Their reign lived long in the memories of staff and customers alike. When Paul and Sonia Rendell bought the stores in 1978, they retained the services of Mrs Muriel Gaylard, who worked as a sales assistant. Mrs Gaylard had worked for the previous two owners, Malcolm Slater and Reginald Haycock, and she continued to work for the Rendells until she retired in 1988, well into her seventies. Mrs Gaylard and other elderly customers would talk of the “Nortons’ days”. Apparently the section of the building to the left (now Boots the Chemist) used to house the china goods: cups, plates, tea services etc. Foods were sold in the same area now occupied by the Stores. Halfway into this room a recess can be seen in the left wall, which was the doorway into the china department. The Rendells were told how Mrs Letitia Maud Norton would walk about the sales floors wearing a fox fur about her shoulders, and with an air of aloofness, suggesting that she was now a lady of means. She is said to have spoken in a ‘posh voice’, although what she had to be superior about is a bit of a mystery, since her father was a carpenter in Cardiff.
Towards the rear of the shop on the left hand side was the raised cashier’s desk that looked down on the sales area. Sales assistants would place the customer’s payment and sales dockets into screw-top containers. These containers were then sent via a type of rail line around the walls just below ceiling level to the seated cashier in her counting house. The cashier would then receipt the sales docket and place it back in the container, together with any change, and send it back to the sales counter it originated from.
Freddy was born in Langport in 1888, and had grown up in the shop, so to speak.
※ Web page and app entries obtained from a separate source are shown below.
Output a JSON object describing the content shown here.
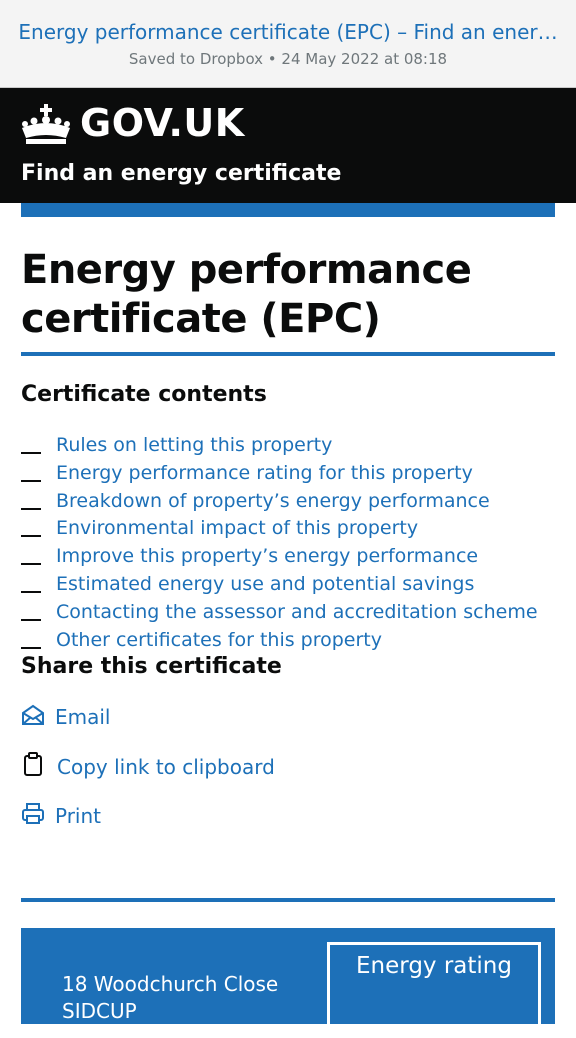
{
  "browser": {
    "page_title": "Energy performance certificate (EPC) – Find an ener…",
    "saved_info": "Saved to Dropbox • 24 May 2022 at 08:18"
  },
  "header": {
    "logo_text": "GOV.UK",
    "service_name": "Find an energy certificate"
  },
  "main": {
    "title": "Energy performance certificate (EPC)",
    "contents_heading": "Certificate contents",
    "contents": [
      "Rules on letting this property",
      "Energy performance rating for this property",
      "Breakdown of property’s energy performance",
      "Environmental impact of this property",
      "Improve this property’s energy performance",
      "Estimated energy use and potential savings",
      "Contacting the assessor and accreditation scheme",
      "Other certificates for this property"
    ],
    "share_heading": "Share this certificate",
    "share": {
      "email": "Email",
      "copy": "Copy link to clipboard",
      "print": "Print"
    }
  },
  "summary": {
    "address_line1": "18 Woodchurch Close",
    "address_line2": "SIDCUP",
    "rating_label": "Energy rating"
  },
  "colors": {
    "link": "#1d70b8",
    "header_bg": "#0b0c0c",
    "brand_blue": "#1d70b8"
  }
}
In 1911 he was working in Cardiff as a draper’s assistant. Rumour has it that he only came back to help his father in the shop as a means of avoiding being called up to serve in the First World War. Around this time, and into the 1920s, the shop was called ‘The Supply Stores’. Freddy was a Chapel man, and is remembered as being a nice man, with dark hair and a loud voice. In 1938 they renamed the shop The Langport Stores. During the Second World War Freddy used to breed rabbits for food, in the ground floor of the old stable block. He and Letitia used to spend their Christmases in Weston-super-Mare. They had two sons who helped to run the business, and at least one daughter. In later years when the sons married, part of the family moved next door into Virginia House.
Langport Stores under the Rendells
The following photographs show how the Stores looked in the late 1970s and the1980s.
The Grocery Book
This grocery book belonged to a Mr Phillips, of Bow Street, and then Low Ham, and the entries cover the period from 29 August 1903 to 8 February 1904. It is interesting to see what he (or his wife) bought at the grocery store, and to marvel at the price of things. One pound of grapes cost 5d then; half a kilo now costs about £2. The best purchase listed above is a box of Sunlight (soap) for 7½d– if only we could buy a box of sunlight to see us through the grey days of winter.
The book is now on display in the Langport Stores, where it belongs. You can see a copy here.
List of owners
This list is incomplete and may be inaccurate. Any further information would be much appreciated.
1889-1918 Henry & Mary Jane Norton
1918-1959 Frederick Turner & Letitia Maud Norton. Renamed The Langport Stores in 1938.
1959-1973 not known. Possibly Mr & Mrs Sexton or Saxton?
1973-1975 Malcolm & Valerie Slater
1975-1978 Reginald & Doris Haycock
1978-1989 Paul & Sonia Rendell
1989-1996 David & Betty Smith
1996-2003 not known
2003-2013 Sue (surname not known) Renamed Sue’s Pantry; Annie Jackson
2013 – Jason & John Rice-Lewis. Renamed The Langport Stores
The Langport Stores building
The building was listed in 1986. The English Heritage listing text states: “Two shops with house. C18, modified C19. … Primarily included for group value in streetscape, and completion of a row.”
This history was hugely facilitated by Paul and Sonia Rendell, former owners, and by John and Jason Rice-Lewis, to whom we are extremely grateful.